• [Action item]: Examine the data line by line and report how many lines include the word "answer", with no additional output.

• [Records]:
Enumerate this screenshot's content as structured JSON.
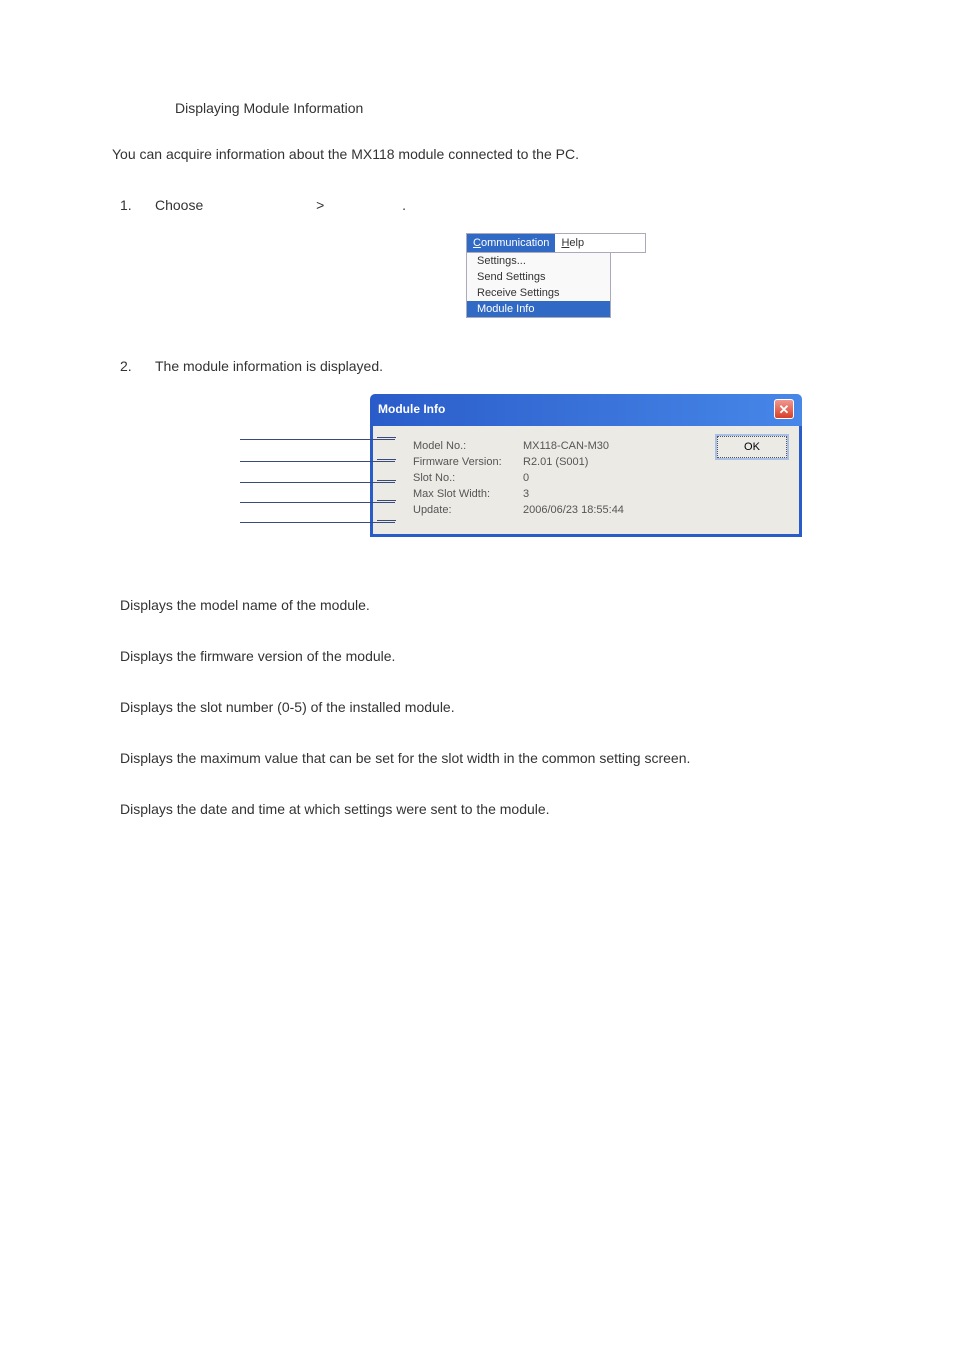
{
  "title": "Displaying Module Information",
  "intro": "You can acquire information about the MX118 module connected to the PC.",
  "step1": {
    "num": "1.",
    "text_prefix": "Choose",
    "text_separator": ">",
    "text_suffix": "."
  },
  "step2": {
    "num": "2.",
    "text": "The module information is displayed."
  },
  "menu": {
    "communication": "Communication",
    "help": "Help",
    "items": [
      "Settings...",
      "Send Settings",
      "Receive Settings",
      "Module Info"
    ]
  },
  "dialog": {
    "title": "Module Info",
    "ok": "OK",
    "rows": [
      {
        "label": "Model No.:",
        "value": "MX118-CAN-M30"
      },
      {
        "label": "Firmware Version:",
        "value": "R2.01 (S001)"
      },
      {
        "label": "Slot No.:",
        "value": "0"
      },
      {
        "label": "Max Slot Width:",
        "value": "3"
      },
      {
        "label": "Update:",
        "value": "2006/06/23  18:55:44"
      }
    ]
  },
  "descriptions": [
    "Displays the model name of the module.",
    "Displays the firmware version of the module.",
    "Displays the slot number (0-5) of the installed module.",
    "Displays the maximum value that can be set for the slot width in the common setting screen.",
    "Displays the date and time at which settings were sent to the module."
  ]
}
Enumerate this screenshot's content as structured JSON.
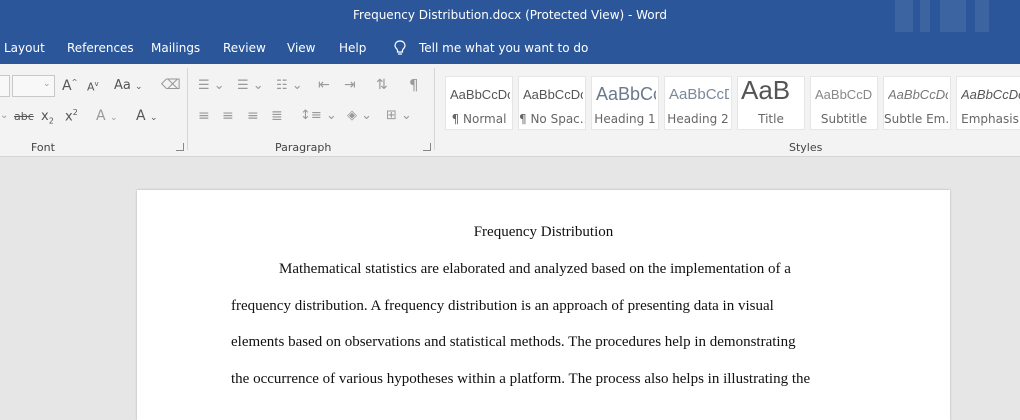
{
  "window": {
    "title": "Frequency Distribution.docx (Protected View)  -  Word"
  },
  "menu": {
    "items": [
      "Layout",
      "References",
      "Mailings",
      "Review",
      "View",
      "Help"
    ],
    "tell_me": "Tell me what you want to do"
  },
  "ribbon": {
    "groups": {
      "font": "Font",
      "paragraph": "Paragraph",
      "styles": "Styles"
    },
    "font_controls": {
      "grow": "A",
      "shrink": "A",
      "case": "Aa",
      "strike": "abc",
      "sub": "x",
      "sub_mark": "2",
      "sup": "x",
      "sup_mark": "2",
      "effects": "A",
      "color": "A"
    },
    "paragraph_controls": {
      "pilcrow": "¶"
    },
    "styles": [
      {
        "sample": "AaBbCcDc",
        "name": "¶ Normal"
      },
      {
        "sample": "AaBbCcDc",
        "name": "¶ No Spac..."
      },
      {
        "sample": "AaBbCc",
        "name": "Heading 1"
      },
      {
        "sample": "AaBbCcD",
        "name": "Heading 2"
      },
      {
        "sample": "AaB",
        "name": "Title"
      },
      {
        "sample": "AaBbCcD",
        "name": "Subtitle"
      },
      {
        "sample": "AaBbCcDc",
        "name": "Subtle Em..."
      },
      {
        "sample": "AaBbCcDc",
        "name": "Emphasis"
      }
    ]
  },
  "document": {
    "title": "Frequency Distribution",
    "lines": [
      "Mathematical statistics are elaborated and analyzed based on the implementation of a",
      "frequency distribution. A frequency distribution is an approach of presenting data in visual",
      "elements based on observations and statistical methods. The procedures help in demonstrating",
      "the occurrence of various hypotheses within a platform. The process also helps in illustrating the"
    ]
  },
  "colors": {
    "accent": "#2b579a",
    "ribbon": "#f3f3f3",
    "canvas": "#e6e6e6"
  }
}
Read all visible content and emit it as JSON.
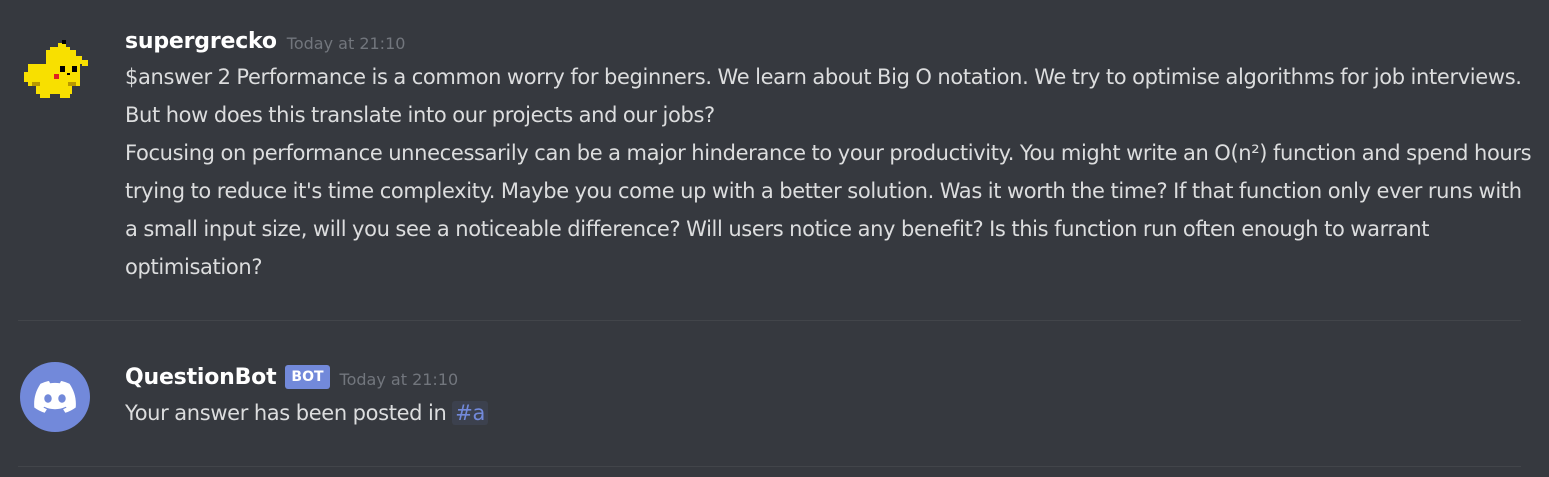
{
  "messages": [
    {
      "author": "supergrecko",
      "avatar_icon": "pixel-pikachu-avatar",
      "timestamp": "Today at 21:10",
      "lines": [
        "$answer 2 Performance is a common worry for beginners. We learn about Big O notation. We try to optimise algorithms for job interviews. But how does this translate into our projects and our jobs?",
        "Focusing on performance unnecessarily can be a major hinderance to your productivity. You might write an O(n²) function and spend hours trying to reduce it's time complexity. Maybe you come up with a better solution. Was it worth the time? If that function only ever runs with a small input size, will you see a noticeable difference? Will users notice any benefit? Is this function run often enough to warrant optimisation?"
      ]
    },
    {
      "author": "QuestionBot",
      "badge": "BOT",
      "avatar_icon": "discord-logo-avatar",
      "timestamp": "Today at 21:10",
      "text": "Your answer has been posted in ",
      "channel_mention": "#a"
    }
  ],
  "colors": {
    "background": "#36393f",
    "username": "#ffffff",
    "text": "#dcddde",
    "timestamp": "#72767d",
    "blurple": "#7289da",
    "pikachu_yellow": "#f8e000"
  }
}
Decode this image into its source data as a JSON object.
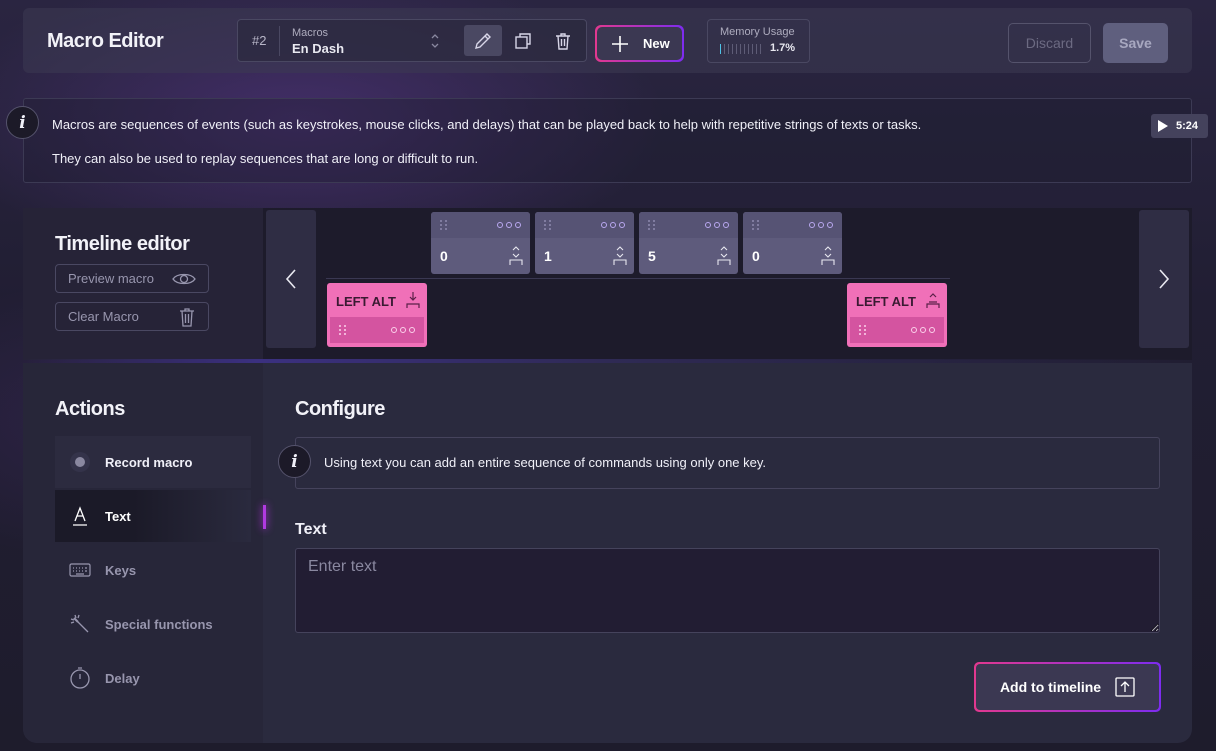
{
  "header": {
    "title": "Macro Editor",
    "macro_number": "#2",
    "macro_label": "Macros",
    "macro_name": "En Dash",
    "new_label": "New",
    "memory_label": "Memory Usage",
    "memory_value": "1.7%",
    "memory_fraction": 0.017,
    "discard_label": "Discard",
    "save_label": "Save"
  },
  "info": {
    "line1": "Macros are sequences of events (such as keystrokes, mouse clicks, and delays) that can be played back to help with repetitive strings of texts or tasks.",
    "line2": "They can also be used to replay sequences that are long or difficult to run.",
    "video_duration": "5:24"
  },
  "timeline": {
    "title": "Timeline editor",
    "preview_label": "Preview macro",
    "clear_label": "Clear Macro",
    "key_cards": [
      {
        "value": "0"
      },
      {
        "value": "1"
      },
      {
        "value": "5"
      },
      {
        "value": "0"
      }
    ],
    "modifier_cards": [
      {
        "label": "LEFT ALT",
        "state": "press"
      },
      {
        "label": "LEFT ALT",
        "state": "release"
      }
    ]
  },
  "actions": {
    "title": "Actions",
    "items": [
      {
        "label": "Record macro",
        "icon": "record-icon"
      },
      {
        "label": "Text",
        "icon": "text-icon"
      },
      {
        "label": "Keys",
        "icon": "keyboard-icon"
      },
      {
        "label": "Special functions",
        "icon": "magic-wand-icon"
      },
      {
        "label": "Delay",
        "icon": "stopwatch-icon"
      }
    ],
    "selected": "Text"
  },
  "configure": {
    "title": "Configure",
    "info_text": "Using text you can add an entire sequence of commands using only one key.",
    "text_label": "Text",
    "text_placeholder": "Enter text",
    "text_value": "",
    "add_label": "Add to timeline"
  },
  "colors": {
    "accent_pink": "#e2388f",
    "accent_purple": "#7d2cf0",
    "modifier_card": "#f070b8",
    "key_card": "#5e5b7c"
  }
}
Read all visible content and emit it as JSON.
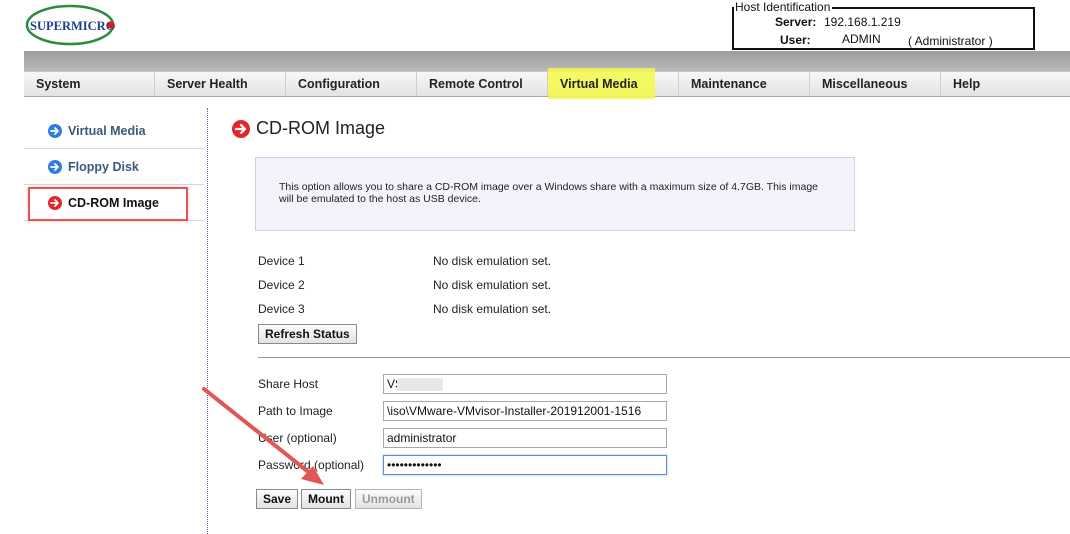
{
  "header": {
    "logo_text": "SUPERMICRO",
    "host_identification": {
      "legend": "Host Identification",
      "server_label": "Server:",
      "server_value": "192.168.1.219",
      "user_label": "User:",
      "user_value": "ADMIN",
      "user_role": "( Administrator )"
    }
  },
  "nav": {
    "tabs": [
      {
        "label": "System"
      },
      {
        "label": "Server Health"
      },
      {
        "label": "Configuration"
      },
      {
        "label": "Remote Control"
      },
      {
        "label": "Virtual Media"
      },
      {
        "label": "Maintenance"
      },
      {
        "label": "Miscellaneous"
      },
      {
        "label": "Help"
      }
    ],
    "active": "Virtual Media"
  },
  "sidebar": {
    "items": [
      {
        "label": "Virtual Media"
      },
      {
        "label": "Floppy Disk"
      },
      {
        "label": "CD-ROM Image"
      }
    ]
  },
  "main": {
    "title": "CD-ROM Image",
    "info_text": "This option allows you to share a CD-ROM image over a Windows share with a maximum size of 4.7GB. This image will be emulated to the host as USB device.",
    "devices": [
      {
        "label": "Device 1",
        "status": "No disk emulation set."
      },
      {
        "label": "Device 2",
        "status": "No disk emulation set."
      },
      {
        "label": "Device 3",
        "status": "No disk emulation set."
      }
    ],
    "refresh_label": "Refresh Status",
    "form": {
      "share_host_label": "Share Host",
      "share_host_value": "VS",
      "path_label": "Path to Image",
      "path_value": "\\iso\\VMware-VMvisor-Installer-201912001-1516",
      "user_label": "User (optional)",
      "user_value": "administrator",
      "password_label": "Password (optional)",
      "password_value": "•••••••••••••"
    },
    "buttons": {
      "save": "Save",
      "mount": "Mount",
      "unmount": "Unmount"
    }
  },
  "colors": {
    "tab_highlight": "#f4fa4a",
    "annotation_red": "#e35656",
    "icon_blue": "#2c7fd8",
    "icon_red": "#e2262a"
  },
  "icons": {
    "nav_arrow": "circle-arrow-right-icon"
  }
}
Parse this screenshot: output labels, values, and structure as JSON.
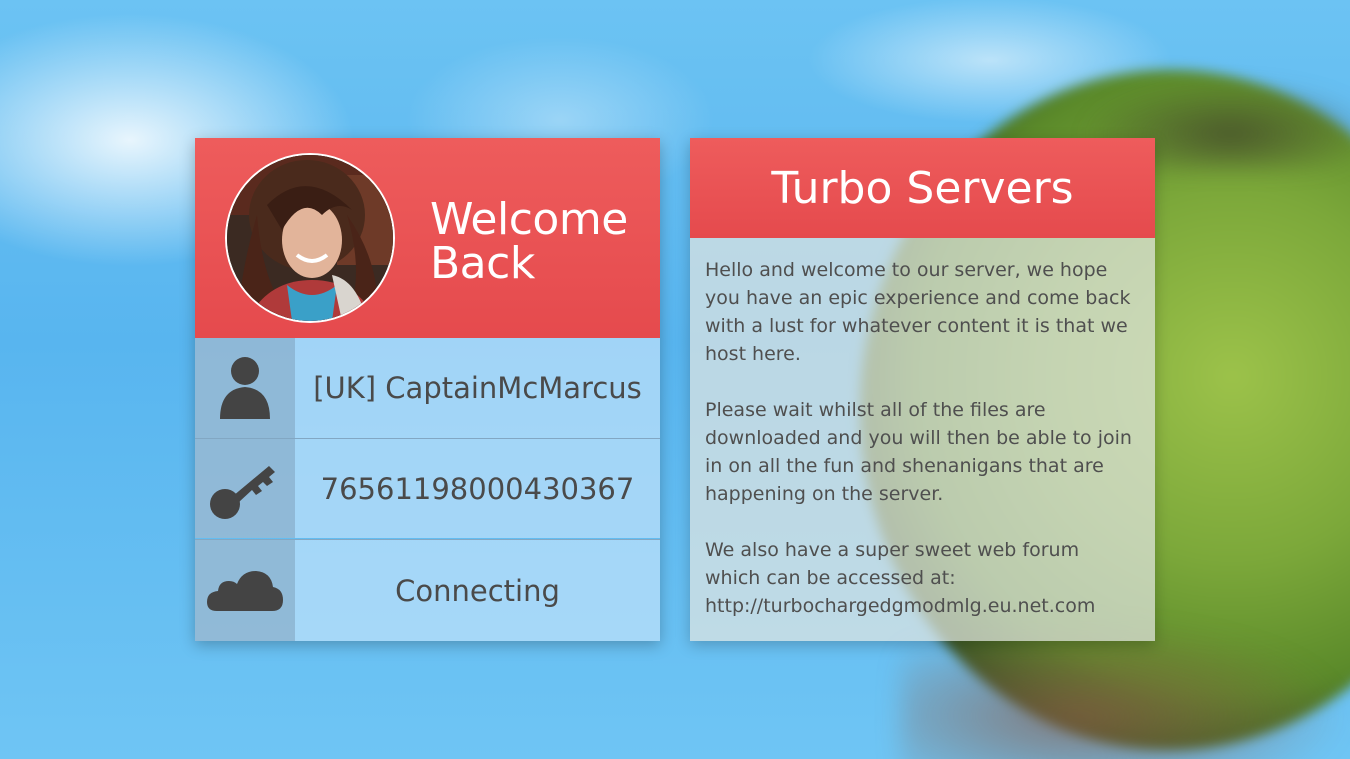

• [Worked solution]: 2